MATERIAL SUPPLIED ::

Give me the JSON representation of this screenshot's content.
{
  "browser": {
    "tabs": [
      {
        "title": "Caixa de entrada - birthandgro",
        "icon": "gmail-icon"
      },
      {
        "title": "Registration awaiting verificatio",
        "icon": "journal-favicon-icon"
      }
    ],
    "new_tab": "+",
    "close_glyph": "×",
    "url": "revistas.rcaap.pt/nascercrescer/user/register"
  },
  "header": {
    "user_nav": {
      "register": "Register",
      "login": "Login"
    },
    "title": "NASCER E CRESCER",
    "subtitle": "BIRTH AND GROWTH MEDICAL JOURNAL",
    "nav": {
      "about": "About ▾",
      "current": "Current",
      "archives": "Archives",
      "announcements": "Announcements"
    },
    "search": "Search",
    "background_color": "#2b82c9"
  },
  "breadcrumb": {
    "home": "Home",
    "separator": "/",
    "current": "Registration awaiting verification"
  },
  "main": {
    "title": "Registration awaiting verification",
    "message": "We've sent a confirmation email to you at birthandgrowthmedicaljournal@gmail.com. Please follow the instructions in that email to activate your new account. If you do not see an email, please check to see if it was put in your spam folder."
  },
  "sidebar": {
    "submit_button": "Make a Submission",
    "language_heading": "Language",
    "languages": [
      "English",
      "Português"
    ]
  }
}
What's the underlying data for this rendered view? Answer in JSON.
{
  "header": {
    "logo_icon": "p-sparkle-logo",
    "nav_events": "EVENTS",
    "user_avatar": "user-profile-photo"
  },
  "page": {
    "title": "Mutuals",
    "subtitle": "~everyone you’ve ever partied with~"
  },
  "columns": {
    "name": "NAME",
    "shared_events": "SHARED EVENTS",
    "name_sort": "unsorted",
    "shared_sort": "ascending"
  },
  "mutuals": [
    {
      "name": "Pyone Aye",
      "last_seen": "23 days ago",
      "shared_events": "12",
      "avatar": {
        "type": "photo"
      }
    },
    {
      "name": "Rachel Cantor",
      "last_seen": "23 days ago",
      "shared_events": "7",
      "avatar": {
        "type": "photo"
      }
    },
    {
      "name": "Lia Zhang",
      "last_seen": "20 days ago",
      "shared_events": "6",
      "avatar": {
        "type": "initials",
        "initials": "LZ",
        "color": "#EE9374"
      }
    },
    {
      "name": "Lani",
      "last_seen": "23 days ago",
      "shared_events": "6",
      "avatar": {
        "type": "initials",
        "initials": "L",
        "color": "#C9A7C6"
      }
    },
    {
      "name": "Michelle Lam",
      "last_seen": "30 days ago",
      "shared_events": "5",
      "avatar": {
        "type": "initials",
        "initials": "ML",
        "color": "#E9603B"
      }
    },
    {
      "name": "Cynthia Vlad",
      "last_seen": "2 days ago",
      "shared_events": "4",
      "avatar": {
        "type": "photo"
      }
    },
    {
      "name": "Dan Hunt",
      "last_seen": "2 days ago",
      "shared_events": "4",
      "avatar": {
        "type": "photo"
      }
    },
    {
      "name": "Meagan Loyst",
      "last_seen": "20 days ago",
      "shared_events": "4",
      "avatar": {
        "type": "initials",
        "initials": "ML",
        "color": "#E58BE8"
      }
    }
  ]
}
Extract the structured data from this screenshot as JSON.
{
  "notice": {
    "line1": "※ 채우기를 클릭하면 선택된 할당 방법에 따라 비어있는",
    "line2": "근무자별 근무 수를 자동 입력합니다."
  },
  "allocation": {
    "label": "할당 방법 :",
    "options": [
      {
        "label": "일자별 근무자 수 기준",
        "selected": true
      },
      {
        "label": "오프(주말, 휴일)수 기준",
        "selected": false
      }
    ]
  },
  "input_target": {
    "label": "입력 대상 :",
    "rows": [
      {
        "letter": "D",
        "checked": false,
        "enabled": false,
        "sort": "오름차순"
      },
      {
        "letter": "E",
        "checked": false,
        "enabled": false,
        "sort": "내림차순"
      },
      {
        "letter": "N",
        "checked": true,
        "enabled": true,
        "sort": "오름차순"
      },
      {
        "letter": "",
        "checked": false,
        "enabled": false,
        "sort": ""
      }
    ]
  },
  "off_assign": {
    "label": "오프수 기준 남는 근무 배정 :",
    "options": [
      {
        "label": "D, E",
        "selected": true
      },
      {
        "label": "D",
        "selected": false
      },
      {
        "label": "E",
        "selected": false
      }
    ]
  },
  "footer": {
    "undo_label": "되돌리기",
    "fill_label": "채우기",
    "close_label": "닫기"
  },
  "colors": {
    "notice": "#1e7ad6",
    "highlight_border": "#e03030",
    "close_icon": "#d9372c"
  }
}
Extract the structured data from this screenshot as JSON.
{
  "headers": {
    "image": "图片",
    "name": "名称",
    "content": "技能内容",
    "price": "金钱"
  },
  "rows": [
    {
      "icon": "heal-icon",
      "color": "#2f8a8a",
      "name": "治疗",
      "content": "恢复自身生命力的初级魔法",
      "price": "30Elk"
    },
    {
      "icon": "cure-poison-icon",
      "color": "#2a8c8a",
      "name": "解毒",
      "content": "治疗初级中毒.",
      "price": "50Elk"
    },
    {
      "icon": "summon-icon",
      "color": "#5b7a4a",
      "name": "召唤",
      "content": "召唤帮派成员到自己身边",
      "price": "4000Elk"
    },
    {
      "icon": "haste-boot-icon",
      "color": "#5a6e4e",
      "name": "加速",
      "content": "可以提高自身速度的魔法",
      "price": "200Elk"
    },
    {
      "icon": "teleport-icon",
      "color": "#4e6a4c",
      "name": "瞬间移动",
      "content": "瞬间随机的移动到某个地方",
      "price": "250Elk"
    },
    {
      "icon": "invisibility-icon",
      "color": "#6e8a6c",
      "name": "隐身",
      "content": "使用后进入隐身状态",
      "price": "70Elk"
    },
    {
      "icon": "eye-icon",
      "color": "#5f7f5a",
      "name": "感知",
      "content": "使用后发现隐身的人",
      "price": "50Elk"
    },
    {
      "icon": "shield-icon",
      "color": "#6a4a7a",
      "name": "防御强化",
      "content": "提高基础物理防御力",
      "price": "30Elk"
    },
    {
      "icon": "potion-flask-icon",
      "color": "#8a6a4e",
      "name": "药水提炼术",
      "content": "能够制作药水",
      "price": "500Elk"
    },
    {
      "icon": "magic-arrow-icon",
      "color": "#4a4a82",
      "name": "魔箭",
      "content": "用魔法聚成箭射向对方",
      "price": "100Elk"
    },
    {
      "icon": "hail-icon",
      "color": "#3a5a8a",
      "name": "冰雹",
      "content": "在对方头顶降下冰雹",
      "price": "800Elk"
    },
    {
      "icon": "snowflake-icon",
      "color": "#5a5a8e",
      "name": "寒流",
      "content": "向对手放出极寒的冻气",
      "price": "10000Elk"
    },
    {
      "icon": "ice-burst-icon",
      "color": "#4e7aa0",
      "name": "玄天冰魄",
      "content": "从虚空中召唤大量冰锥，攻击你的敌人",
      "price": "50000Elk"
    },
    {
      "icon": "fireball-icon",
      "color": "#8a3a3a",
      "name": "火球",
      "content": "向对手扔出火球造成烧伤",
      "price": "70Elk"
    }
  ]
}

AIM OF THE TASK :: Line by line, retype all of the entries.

ANSWER FOR THIS EXERCISE ::
Give me the JSON representation of this screenshot's content.
{
  "browser": {
    "tabs": [
      {
        "title": "Caixa de entrada - birthandgro",
        "icon": "gmail-icon"
      },
      {
        "title": "Registration awaiting verificatio",
        "icon": "journal-favicon-icon"
      }
    ],
    "new_tab": "+",
    "close_glyph": "×",
    "url": "revistas.rcaap.pt/nascercrescer/user/register"
  },
  "header": {
    "user_nav": {
      "register": "Register",
      "login": "Login"
    },
    "title": "NASCER E CRESCER",
    "subtitle": "BIRTH AND GROWTH MEDICAL JOURNAL",
    "nav": {
      "about": "About ▾",
      "current": "Current",
      "archives": "Archives",
      "announcements": "Announcements"
    },
    "search": "Search",
    "background_color": "#2b82c9"
  },
  "breadcrumb": {
    "home": "Home",
    "separator": "/",
    "current": "Registration awaiting verification"
  },
  "main": {
    "title": "Registration awaiting verification",
    "message": "We've sent a confirmation email to you at birthandgrowthmedicaljournal@gmail.com. Please follow the instructions in that email to activate your new account. If you do not see an email, please check to see if it was put in your spam folder."
  },
  "sidebar": {
    "submit_button": "Make a Submission",
    "language_heading": "Language",
    "languages": [
      "English",
      "Português"
    ]
  }
}
What's the underlying data for this rendered view? Answer in JSON.
{
  "header": {
    "logo_icon": "p-sparkle-logo",
    "nav_events": "EVENTS",
    "user_avatar": "user-profile-photo"
  },
  "page": {
    "title": "Mutuals",
    "subtitle": "~everyone you’ve ever partied with~"
  },
  "columns": {
    "name": "NAME",
    "shared_events": "SHARED EVENTS",
    "name_sort": "unsorted",
    "shared_sort": "ascending"
  },
  "mutuals": [
    {
      "name": "Pyone Aye",
      "last_seen": "23 days ago",
      "shared_events": "12",
      "avatar": {
        "type": "photo"
      }
    },
    {
      "name": "Rachel Cantor",
      "last_seen": "23 days ago",
      "shared_events": "7",
      "avatar": {
        "type": "photo"
      }
    },
    {
      "name": "Lia Zhang",
      "last_seen": "20 days ago",
      "shared_events": "6",
      "avatar": {
        "type": "initials",
        "initials": "LZ",
        "color": "#EE9374"
      }
    },
    {
      "name": "Lani",
      "last_seen": "23 days ago",
      "shared_events": "6",
      "avatar": {
        "type": "initials",
        "initials": "L",
        "color": "#C9A7C6"
      }
    },
    {
      "name": "Michelle Lam",
      "last_seen": "30 days ago",
      "shared_events": "5",
      "avatar": {
        "type": "initials",
        "initials": "ML",
        "color": "#E9603B"
      }
    },
    {
      "name": "Cynthia Vlad",
      "last_seen": "2 days ago",
      "shared_events": "4",
      "avatar": {
        "type": "photo"
      }
    },
    {
      "name": "Dan Hunt",
      "last_seen": "2 days ago",
      "shared_events": "4",
      "avatar": {
        "type": "photo"
      }
    },
    {
      "name": "Meagan Loyst",
      "last_seen": "20 days ago",
      "shared_events": "4",
      "avatar": {
        "type": "initials",
        "initials": "ML",
        "color": "#E58BE8"
      }
    }
  ]
}
Extract the structured data from this screenshot as JSON.
{
  "notice": {
    "line1": "※ 채우기를 클릭하면 선택된 할당 방법에 따라 비어있는",
    "line2": "근무자별 근무 수를 자동 입력합니다."
  },
  "allocation": {
    "label": "할당 방법 :",
    "options": [
      {
        "label": "일자별 근무자 수 기준",
        "selected": true
      },
      {
        "label": "오프(주말, 휴일)수 기준",
        "selected": false
      }
    ]
  },
  "input_target": {
    "label": "입력 대상 :",
    "rows": [
      {
        "letter": "D",
        "checked": false,
        "enabled": false,
        "sort": "오름차순"
      },
      {
        "letter": "E",
        "checked": false,
        "enabled": false,
        "sort": "내림차순"
      },
      {
        "letter": "N",
        "checked": true,
        "enabled": true,
        "sort": "오름차순"
      },
      {
        "letter": "",
        "checked": false,
        "enabled": false,
        "sort": ""
      }
    ]
  },
  "off_assign": {
    "label": "오프수 기준 남는 근무 배정 :",
    "options": [
      {
        "label": "D, E",
        "selected": true
      },
      {
        "label": "D",
        "selected": false
      },
      {
        "label": "E",
        "selected": false
      }
    ]
  },
  "footer": {
    "undo_label": "되돌리기",
    "fill_label": "채우기",
    "close_label": "닫기"
  },
  "colors": {
    "notice": "#1e7ad6",
    "highlight_border": "#e03030",
    "close_icon": "#d9372c"
  }
}
Extract the structured data from this screenshot as JSON.
{
  "headers": {
    "image": "图片",
    "name": "名称",
    "content": "技能内容",
    "price": "金钱"
  },
  "rows": [
    {
      "icon": "heal-icon",
      "color": "#2f8a8a",
      "name": "治疗",
      "content": "恢复自身生命力的初级魔法",
      "price": "30Elk"
    },
    {
      "icon": "cure-poison-icon",
      "color": "#2a8c8a",
      "name": "解毒",
      "content": "治疗初级中毒.",
      "price": "50Elk"
    },
    {
      "icon": "summon-icon",
      "color": "#5b7a4a",
      "name": "召唤",
      "content": "召唤帮派成员到自己身边",
      "price": "4000Elk"
    },
    {
      "icon": "haste-boot-icon",
      "color": "#5a6e4e",
      "name": "加速",
      "content": "可以提高自身速度的魔法",
      "price": "200Elk"
    },
    {
      "icon": "teleport-icon",
      "color": "#4e6a4c",
      "name": "瞬间移动",
      "content": "瞬间随机的移动到某个地方",
      "price": "250Elk"
    },
    {
      "icon": "invisibility-icon",
      "color": "#6e8a6c",
      "name": "隐身",
      "content": "使用后进入隐身状态",
      "price": "70Elk"
    },
    {
      "icon": "eye-icon",
      "color": "#5f7f5a",
      "name": "感知",
      "content": "使用后发现隐身的人",
      "price": "50Elk"
    },
    {
      "icon": "shield-icon",
      "color": "#6a4a7a",
      "name": "防御强化",
      "content": "提高基础物理防御力",
      "price": "30Elk"
    },
    {
      "icon": "potion-flask-icon",
      "color": "#8a6a4e",
      "name": "药水提炼术",
      "content": "能够制作药水",
      "price": "500Elk"
    },
    {
      "icon": "magic-arrow-icon",
      "color": "#4a4a82",
      "name": "魔箭",
      "content": "用魔法聚成箭射向对方",
      "price": "100Elk"
    },
    {
      "icon": "hail-icon",
      "color": "#3a5a8a",
      "name": "冰雹",
      "content": "在对方头顶降下冰雹",
      "price": "800Elk"
    },
    {
      "icon": "snowflake-icon",
      "color": "#5a5a8e",
      "name": "寒流",
      "content": "向对手放出极寒的冻气",
      "price": "10000Elk"
    },
    {
      "icon": "ice-burst-icon",
      "color": "#4e7aa0",
      "name": "玄天冰魄",
      "content": "从虚空中召唤大量冰锥，攻击你的敌人",
      "price": "50000Elk"
    },
    {
      "icon": "fireball-icon",
      "color": "#8a3a3a",
      "name": "火球",
      "content": "向对手扔出火球造成烧伤",
      "price": "70Elk"
    }
  ]
}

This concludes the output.